If someone had asked me what I thought Harry would come across before I read the book I wouldnt have been far off and I dont think 99% of footballing folk would be either. Harry is as straightforward and honest as he appears. He is not a quiet thinker and master tactician like Wenger or a loud been there done it like Fergie, Harry plays it as he sees it and it doesnt work every time. Strangely, as a Hammers season ticket holder for 20 years, I found the tales of skullduggery in the lower leagues far more interesting than those from the Hammers camp, maybe because I already knew most of the West Ham tales (sometimes from the other side of the coin). The book seems to follow no path and seems off the cuff but I guess thats how Harry is. His praise of Jamie maybe goes a bit ott as I think he may under acheive just as Harry says he himself did but then Harry is a proud father. I would say the only person Harry isnt always honest with is himself. He tends to take the plaudits for getting Hartson and Kitson but wants to take no real blame for Booger, Beachamp or Radiciou. As all proceeds go to lukemea charity (a brilliant gesture in this day for someone no where near as comfortable as the likes of Dalglish and co) I say go and buy it, you wont burn too many brain cells and it will make you laugh.

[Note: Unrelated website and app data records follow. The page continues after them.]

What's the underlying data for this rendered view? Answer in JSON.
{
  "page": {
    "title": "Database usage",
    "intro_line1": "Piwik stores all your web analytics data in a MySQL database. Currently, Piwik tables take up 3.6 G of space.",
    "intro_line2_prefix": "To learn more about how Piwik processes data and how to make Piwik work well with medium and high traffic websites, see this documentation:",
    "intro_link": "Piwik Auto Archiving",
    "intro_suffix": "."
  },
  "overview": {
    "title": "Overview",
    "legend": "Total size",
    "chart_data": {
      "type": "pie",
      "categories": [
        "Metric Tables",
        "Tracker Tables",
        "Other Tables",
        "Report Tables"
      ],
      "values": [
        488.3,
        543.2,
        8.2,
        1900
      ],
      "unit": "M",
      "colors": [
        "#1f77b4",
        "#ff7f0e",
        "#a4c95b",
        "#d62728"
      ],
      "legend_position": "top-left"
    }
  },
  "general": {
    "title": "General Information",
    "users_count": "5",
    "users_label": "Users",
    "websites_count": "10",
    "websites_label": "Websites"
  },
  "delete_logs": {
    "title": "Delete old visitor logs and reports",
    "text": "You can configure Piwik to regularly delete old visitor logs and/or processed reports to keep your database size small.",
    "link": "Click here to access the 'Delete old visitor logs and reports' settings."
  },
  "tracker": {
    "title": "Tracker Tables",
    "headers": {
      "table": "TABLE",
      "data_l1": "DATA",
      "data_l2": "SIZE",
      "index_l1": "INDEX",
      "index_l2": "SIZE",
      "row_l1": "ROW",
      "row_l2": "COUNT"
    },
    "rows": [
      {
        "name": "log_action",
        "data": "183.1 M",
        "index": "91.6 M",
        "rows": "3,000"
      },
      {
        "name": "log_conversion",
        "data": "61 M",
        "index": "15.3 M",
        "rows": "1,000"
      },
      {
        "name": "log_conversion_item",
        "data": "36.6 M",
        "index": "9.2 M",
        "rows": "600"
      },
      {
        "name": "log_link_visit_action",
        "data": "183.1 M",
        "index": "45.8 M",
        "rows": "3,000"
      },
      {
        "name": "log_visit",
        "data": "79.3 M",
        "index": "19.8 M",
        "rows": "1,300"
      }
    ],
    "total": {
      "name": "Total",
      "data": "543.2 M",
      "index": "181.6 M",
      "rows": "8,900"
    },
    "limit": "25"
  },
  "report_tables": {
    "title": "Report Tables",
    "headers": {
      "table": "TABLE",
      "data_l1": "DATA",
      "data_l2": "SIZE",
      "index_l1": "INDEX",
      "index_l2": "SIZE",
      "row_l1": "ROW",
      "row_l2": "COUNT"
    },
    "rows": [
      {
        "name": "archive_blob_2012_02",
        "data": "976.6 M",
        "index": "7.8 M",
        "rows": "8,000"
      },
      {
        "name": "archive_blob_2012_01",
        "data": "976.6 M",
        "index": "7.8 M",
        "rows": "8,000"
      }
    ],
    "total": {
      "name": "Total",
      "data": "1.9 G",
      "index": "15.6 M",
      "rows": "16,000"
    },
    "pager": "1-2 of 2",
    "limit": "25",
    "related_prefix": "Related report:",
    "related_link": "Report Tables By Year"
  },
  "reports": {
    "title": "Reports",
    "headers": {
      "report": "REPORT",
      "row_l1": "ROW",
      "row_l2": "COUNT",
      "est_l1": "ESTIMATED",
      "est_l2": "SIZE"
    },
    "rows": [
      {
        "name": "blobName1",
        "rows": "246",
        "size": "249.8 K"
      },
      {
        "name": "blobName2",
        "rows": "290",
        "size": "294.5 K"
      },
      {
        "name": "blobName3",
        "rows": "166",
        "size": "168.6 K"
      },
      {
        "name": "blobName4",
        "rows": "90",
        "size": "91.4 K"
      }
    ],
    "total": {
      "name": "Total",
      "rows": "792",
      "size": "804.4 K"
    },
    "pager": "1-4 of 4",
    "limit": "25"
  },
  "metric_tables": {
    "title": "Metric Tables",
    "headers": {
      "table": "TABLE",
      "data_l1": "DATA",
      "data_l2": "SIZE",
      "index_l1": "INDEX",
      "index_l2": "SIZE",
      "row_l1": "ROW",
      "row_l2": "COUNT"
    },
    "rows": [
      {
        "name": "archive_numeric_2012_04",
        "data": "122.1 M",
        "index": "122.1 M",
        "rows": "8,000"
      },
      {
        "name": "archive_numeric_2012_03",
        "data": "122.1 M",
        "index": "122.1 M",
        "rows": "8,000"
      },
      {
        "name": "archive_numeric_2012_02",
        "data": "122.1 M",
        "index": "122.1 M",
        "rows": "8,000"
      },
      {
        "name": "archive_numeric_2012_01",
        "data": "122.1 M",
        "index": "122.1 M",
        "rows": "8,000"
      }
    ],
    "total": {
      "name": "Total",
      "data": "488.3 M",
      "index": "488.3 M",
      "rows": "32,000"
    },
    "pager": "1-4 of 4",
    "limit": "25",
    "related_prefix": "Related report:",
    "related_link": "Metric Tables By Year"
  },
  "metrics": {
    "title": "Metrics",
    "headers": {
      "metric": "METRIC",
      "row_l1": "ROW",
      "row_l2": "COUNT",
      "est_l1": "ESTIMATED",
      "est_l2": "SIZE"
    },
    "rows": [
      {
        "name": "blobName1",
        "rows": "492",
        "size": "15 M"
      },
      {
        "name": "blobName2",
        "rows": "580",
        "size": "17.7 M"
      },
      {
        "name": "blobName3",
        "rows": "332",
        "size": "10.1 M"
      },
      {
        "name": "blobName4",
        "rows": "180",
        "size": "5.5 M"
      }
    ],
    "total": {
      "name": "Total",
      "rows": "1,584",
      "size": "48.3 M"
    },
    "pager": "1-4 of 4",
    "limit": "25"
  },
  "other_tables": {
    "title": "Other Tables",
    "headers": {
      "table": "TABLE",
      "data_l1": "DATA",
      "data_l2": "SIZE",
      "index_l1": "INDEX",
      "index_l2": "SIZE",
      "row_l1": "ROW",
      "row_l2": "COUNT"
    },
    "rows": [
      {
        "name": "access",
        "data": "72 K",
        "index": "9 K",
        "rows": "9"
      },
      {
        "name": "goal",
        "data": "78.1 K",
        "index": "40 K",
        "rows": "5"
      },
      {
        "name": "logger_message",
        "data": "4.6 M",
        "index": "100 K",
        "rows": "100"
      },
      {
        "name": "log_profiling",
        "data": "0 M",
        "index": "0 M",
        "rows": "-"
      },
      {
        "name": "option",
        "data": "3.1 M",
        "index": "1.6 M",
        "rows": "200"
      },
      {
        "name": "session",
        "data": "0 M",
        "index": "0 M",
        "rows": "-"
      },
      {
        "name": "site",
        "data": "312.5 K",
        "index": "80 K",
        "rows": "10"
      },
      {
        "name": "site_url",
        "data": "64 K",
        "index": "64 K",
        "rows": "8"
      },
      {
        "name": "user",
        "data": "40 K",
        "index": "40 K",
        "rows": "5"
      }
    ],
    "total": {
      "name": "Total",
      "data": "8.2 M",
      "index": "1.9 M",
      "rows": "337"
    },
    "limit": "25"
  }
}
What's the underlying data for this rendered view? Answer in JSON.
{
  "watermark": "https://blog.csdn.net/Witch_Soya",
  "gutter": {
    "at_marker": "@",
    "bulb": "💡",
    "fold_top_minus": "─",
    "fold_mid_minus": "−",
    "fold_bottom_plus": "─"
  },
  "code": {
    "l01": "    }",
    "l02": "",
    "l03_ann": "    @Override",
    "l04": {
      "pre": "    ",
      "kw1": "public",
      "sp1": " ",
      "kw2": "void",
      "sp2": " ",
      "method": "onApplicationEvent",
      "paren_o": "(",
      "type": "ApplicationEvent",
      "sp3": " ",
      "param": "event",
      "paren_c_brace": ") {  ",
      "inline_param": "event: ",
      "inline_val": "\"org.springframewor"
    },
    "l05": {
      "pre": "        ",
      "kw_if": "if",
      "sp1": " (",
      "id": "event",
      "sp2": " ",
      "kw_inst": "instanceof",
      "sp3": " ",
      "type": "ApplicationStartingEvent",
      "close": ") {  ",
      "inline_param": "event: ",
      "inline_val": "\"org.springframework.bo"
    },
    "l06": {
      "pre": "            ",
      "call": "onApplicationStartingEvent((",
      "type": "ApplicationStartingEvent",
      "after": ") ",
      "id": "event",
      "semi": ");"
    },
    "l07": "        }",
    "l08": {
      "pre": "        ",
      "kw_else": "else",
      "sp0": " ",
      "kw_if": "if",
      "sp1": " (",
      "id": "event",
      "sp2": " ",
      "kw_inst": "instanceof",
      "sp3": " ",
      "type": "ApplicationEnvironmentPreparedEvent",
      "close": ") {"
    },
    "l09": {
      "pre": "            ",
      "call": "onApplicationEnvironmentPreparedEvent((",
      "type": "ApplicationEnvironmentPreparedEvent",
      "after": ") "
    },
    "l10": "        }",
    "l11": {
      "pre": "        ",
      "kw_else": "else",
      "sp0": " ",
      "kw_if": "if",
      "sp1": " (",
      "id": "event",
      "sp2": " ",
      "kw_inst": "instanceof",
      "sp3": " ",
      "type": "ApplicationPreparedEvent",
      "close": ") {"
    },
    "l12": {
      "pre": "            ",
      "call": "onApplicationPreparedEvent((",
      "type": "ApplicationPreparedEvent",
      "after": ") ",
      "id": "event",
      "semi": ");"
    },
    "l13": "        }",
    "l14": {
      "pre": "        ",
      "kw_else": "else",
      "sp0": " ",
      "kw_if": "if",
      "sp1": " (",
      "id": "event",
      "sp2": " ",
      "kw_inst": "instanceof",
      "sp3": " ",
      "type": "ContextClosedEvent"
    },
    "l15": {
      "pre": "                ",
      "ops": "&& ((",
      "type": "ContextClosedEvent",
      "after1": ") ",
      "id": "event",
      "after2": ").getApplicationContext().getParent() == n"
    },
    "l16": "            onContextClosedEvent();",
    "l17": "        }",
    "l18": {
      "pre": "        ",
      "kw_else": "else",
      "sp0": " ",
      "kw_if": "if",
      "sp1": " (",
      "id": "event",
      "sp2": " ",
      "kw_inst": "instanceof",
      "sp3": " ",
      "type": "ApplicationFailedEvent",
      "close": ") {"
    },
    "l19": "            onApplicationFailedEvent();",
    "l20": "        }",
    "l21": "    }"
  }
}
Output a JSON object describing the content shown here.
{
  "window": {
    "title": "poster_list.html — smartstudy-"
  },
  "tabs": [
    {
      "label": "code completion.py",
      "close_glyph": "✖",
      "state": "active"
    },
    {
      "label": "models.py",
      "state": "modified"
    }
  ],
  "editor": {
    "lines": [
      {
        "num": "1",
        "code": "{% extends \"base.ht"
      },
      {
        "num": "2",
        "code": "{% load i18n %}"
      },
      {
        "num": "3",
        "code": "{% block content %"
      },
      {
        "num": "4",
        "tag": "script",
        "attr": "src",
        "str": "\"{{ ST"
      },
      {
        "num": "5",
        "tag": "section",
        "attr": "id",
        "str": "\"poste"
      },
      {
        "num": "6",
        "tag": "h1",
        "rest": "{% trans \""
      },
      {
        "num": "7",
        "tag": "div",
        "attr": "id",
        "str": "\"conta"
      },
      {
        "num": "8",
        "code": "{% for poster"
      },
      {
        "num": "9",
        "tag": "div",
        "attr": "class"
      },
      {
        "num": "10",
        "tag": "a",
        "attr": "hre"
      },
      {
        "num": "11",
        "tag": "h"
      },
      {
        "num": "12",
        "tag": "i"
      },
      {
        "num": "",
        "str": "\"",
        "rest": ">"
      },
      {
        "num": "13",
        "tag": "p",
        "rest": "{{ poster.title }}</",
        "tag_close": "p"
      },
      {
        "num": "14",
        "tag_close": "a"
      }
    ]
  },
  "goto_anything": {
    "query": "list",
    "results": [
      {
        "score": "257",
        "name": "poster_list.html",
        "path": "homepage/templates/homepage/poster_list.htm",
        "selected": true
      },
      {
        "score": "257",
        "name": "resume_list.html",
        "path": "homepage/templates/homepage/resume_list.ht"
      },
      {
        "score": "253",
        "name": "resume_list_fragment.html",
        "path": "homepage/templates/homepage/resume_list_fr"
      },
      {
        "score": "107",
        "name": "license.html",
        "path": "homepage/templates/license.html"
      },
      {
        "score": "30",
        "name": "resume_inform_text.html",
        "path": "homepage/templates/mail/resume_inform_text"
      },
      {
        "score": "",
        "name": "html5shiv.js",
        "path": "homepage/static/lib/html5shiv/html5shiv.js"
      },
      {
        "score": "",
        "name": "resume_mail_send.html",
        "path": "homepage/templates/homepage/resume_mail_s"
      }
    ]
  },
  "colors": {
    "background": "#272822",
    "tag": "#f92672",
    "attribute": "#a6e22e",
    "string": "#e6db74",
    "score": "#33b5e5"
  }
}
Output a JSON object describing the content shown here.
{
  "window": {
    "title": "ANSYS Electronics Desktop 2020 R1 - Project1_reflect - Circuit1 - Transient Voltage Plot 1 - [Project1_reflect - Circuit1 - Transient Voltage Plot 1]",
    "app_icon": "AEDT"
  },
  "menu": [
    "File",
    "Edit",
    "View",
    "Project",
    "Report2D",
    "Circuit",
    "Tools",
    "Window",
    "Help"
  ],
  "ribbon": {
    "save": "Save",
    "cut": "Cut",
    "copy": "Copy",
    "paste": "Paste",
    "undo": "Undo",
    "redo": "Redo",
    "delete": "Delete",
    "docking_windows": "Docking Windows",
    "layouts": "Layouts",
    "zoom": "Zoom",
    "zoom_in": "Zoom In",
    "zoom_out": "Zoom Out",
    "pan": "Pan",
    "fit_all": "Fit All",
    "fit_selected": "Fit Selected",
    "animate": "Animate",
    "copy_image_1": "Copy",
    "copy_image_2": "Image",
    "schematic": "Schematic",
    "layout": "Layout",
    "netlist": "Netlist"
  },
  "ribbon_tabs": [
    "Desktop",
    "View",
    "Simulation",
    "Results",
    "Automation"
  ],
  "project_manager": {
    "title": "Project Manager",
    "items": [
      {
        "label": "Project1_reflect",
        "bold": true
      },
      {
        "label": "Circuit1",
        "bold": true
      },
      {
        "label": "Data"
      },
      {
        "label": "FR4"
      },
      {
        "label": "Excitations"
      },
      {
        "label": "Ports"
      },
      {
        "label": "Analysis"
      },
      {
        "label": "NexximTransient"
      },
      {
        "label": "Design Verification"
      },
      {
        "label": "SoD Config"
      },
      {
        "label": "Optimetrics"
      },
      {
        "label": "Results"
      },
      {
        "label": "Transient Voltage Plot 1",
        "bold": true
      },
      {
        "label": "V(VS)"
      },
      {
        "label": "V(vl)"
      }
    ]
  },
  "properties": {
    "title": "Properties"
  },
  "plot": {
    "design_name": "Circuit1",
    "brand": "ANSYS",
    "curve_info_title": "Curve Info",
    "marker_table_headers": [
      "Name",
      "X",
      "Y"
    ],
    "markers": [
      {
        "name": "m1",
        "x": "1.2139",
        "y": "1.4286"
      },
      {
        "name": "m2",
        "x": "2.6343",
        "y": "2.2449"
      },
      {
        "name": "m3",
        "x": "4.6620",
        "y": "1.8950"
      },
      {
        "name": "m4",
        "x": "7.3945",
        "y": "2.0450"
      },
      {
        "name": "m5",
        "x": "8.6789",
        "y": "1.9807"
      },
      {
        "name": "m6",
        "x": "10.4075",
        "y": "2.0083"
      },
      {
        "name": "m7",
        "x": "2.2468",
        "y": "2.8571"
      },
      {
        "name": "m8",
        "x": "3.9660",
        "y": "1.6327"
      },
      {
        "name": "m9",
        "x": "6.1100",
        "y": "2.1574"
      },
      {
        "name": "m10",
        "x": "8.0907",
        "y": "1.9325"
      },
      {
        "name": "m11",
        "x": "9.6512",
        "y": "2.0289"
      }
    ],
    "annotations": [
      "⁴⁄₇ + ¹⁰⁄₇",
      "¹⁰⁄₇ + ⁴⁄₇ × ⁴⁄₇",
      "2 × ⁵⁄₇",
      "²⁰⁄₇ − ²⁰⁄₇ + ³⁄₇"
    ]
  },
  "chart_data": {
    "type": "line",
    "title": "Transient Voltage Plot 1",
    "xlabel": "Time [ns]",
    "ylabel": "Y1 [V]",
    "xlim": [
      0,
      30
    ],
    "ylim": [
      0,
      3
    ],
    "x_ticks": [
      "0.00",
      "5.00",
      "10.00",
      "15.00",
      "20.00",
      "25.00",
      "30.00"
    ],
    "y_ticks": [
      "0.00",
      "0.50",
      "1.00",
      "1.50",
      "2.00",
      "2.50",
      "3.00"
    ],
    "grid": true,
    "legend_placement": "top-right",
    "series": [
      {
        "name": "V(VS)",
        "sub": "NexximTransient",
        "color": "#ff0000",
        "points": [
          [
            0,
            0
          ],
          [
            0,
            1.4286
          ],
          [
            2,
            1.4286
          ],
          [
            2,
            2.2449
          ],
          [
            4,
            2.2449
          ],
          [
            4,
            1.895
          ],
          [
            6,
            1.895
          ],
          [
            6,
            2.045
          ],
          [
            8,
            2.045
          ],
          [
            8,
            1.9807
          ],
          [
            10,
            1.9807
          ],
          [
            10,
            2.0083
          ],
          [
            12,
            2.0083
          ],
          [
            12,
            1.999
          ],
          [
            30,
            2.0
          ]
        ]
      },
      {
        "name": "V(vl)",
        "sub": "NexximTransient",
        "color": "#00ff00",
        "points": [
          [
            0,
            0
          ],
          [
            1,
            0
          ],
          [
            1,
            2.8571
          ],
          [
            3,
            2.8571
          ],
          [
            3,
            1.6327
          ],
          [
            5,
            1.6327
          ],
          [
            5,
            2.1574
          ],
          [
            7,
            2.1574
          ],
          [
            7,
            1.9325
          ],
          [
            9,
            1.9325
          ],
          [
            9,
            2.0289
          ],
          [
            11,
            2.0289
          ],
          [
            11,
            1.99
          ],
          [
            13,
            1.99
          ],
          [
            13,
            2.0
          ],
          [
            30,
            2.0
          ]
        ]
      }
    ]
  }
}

This book is one of the better football autobiographies around at the minute. Redknapp pulls no punches and tells it like it is in the world of football managent. His tale of swooping for Paolo Futre under Jim Smith's nose and a run in with Barry Fry are funny.